ACTIVITY:
The entire listing below should be output exactly as it stands.

RECORDS SHOWN:
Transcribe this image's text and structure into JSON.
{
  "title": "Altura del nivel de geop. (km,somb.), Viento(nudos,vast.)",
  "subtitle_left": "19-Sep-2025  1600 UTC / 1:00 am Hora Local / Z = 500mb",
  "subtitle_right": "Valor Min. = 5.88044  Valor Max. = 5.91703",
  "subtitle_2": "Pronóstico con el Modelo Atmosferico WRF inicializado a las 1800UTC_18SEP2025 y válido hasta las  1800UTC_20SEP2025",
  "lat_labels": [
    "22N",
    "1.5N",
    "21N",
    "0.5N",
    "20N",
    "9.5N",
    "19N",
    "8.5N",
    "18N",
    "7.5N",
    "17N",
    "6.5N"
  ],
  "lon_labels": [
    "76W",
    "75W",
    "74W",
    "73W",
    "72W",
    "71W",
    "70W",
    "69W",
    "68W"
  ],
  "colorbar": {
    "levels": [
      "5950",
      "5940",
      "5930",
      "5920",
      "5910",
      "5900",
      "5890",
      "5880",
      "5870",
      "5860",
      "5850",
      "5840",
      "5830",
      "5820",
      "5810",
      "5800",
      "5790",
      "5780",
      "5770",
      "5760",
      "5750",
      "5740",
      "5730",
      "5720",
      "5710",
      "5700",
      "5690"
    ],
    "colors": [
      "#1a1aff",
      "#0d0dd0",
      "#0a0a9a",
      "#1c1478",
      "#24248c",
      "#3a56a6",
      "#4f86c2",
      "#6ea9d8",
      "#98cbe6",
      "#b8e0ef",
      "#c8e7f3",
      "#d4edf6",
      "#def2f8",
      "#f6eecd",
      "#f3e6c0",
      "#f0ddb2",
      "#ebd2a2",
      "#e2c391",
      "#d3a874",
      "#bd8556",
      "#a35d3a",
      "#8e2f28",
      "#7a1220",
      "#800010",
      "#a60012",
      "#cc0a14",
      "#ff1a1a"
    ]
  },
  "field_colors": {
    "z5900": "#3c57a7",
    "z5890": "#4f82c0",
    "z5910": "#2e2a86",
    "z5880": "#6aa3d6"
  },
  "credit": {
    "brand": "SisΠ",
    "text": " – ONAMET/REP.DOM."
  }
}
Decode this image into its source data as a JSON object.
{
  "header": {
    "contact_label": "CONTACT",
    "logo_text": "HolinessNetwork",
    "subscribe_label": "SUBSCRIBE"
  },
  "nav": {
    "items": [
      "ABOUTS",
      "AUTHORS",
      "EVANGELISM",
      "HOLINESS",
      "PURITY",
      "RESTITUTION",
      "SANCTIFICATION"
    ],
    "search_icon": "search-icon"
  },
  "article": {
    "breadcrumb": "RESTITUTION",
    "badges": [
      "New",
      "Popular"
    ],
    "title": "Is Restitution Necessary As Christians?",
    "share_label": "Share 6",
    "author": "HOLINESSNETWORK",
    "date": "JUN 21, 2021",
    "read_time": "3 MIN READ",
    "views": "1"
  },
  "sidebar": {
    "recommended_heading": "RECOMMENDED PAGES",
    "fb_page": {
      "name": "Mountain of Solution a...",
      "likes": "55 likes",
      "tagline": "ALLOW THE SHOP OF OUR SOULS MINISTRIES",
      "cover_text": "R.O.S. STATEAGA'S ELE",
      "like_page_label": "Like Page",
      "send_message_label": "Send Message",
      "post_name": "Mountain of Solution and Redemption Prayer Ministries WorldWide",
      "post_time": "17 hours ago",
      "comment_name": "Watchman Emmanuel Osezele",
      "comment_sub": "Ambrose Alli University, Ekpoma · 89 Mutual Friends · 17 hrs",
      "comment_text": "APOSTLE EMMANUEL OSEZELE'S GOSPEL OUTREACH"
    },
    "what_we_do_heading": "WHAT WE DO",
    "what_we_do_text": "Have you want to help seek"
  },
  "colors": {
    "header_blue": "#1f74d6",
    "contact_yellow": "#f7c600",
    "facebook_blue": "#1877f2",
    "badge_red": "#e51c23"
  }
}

ANSWER FOR THIS EXERCISE:
Transcribe this image's text and structure into JSON.
{
  "title": "Altura del nivel de geop. (km,somb.), Viento(nudos,vast.)",
  "subtitle_left": "19-Sep-2025  1600 UTC / 1:00 am Hora Local / Z = 500mb",
  "subtitle_right": "Valor Min. = 5.88044  Valor Max. = 5.91703",
  "subtitle_2": "Pronóstico con el Modelo Atmosferico WRF inicializado a las 1800UTC_18SEP2025 y válido hasta las  1800UTC_20SEP2025",
  "lat_labels": [
    "22N",
    "1.5N",
    "21N",
    "0.5N",
    "20N",
    "9.5N",
    "19N",
    "8.5N",
    "18N",
    "7.5N",
    "17N",
    "6.5N"
  ],
  "lon_labels": [
    "76W",
    "75W",
    "74W",
    "73W",
    "72W",
    "71W",
    "70W",
    "69W",
    "68W"
  ],
  "colorbar": {
    "levels": [
      "5950",
      "5940",
      "5930",
      "5920",
      "5910",
      "5900",
      "5890",
      "5880",
      "5870",
      "5860",
      "5850",
      "5840",
      "5830",
      "5820",
      "5810",
      "5800",
      "5790",
      "5780",
      "5770",
      "5760",
      "5750",
      "5740",
      "5730",
      "5720",
      "5710",
      "5700",
      "5690"
    ],
    "colors": [
      "#1a1aff",
      "#0d0dd0",
      "#0a0a9a",
      "#1c1478",
      "#24248c",
      "#3a56a6",
      "#4f86c2",
      "#6ea9d8",
      "#98cbe6",
      "#b8e0ef",
      "#c8e7f3",
      "#d4edf6",
      "#def2f8",
      "#f6eecd",
      "#f3e6c0",
      "#f0ddb2",
      "#ebd2a2",
      "#e2c391",
      "#d3a874",
      "#bd8556",
      "#a35d3a",
      "#8e2f28",
      "#7a1220",
      "#800010",
      "#a60012",
      "#cc0a14",
      "#ff1a1a"
    ]
  },
  "field_colors": {
    "z5900": "#3c57a7",
    "z5890": "#4f82c0",
    "z5910": "#2e2a86",
    "z5880": "#6aa3d6"
  },
  "credit": {
    "brand": "SisΠ",
    "text": " – ONAMET/REP.DOM."
  }
}
Decode this image into its source data as a JSON object.
{
  "header": {
    "contact_label": "CONTACT",
    "logo_text": "HolinessNetwork",
    "subscribe_label": "SUBSCRIBE"
  },
  "nav": {
    "items": [
      "ABOUTS",
      "AUTHORS",
      "EVANGELISM",
      "HOLINESS",
      "PURITY",
      "RESTITUTION",
      "SANCTIFICATION"
    ],
    "search_icon": "search-icon"
  },
  "article": {
    "breadcrumb": "RESTITUTION",
    "badges": [
      "New",
      "Popular"
    ],
    "title": "Is Restitution Necessary As Christians?",
    "share_label": "Share 6",
    "author": "HOLINESSNETWORK",
    "date": "JUN 21, 2021",
    "read_time": "3 MIN READ",
    "views": "1"
  },
  "sidebar": {
    "recommended_heading": "RECOMMENDED PAGES",
    "fb_page": {
      "name": "Mountain of Solution a...",
      "likes": "55 likes",
      "tagline": "ALLOW THE SHOP OF OUR SOULS MINISTRIES",
      "cover_text": "R.O.S. STATEAGA'S ELE",
      "like_page_label": "Like Page",
      "send_message_label": "Send Message",
      "post_name": "Mountain of Solution and Redemption Prayer Ministries WorldWide",
      "post_time": "17 hours ago",
      "comment_name": "Watchman Emmanuel Osezele",
      "comment_sub": "Ambrose Alli University, Ekpoma · 89 Mutual Friends · 17 hrs",
      "comment_text": "APOSTLE EMMANUEL OSEZELE'S GOSPEL OUTREACH"
    },
    "what_we_do_heading": "WHAT WE DO",
    "what_we_do_text": "Have you want to help seek"
  },
  "colors": {
    "header_blue": "#1f74d6",
    "contact_yellow": "#f7c600",
    "facebook_blue": "#1877f2",
    "badge_red": "#e51c23"
  }
}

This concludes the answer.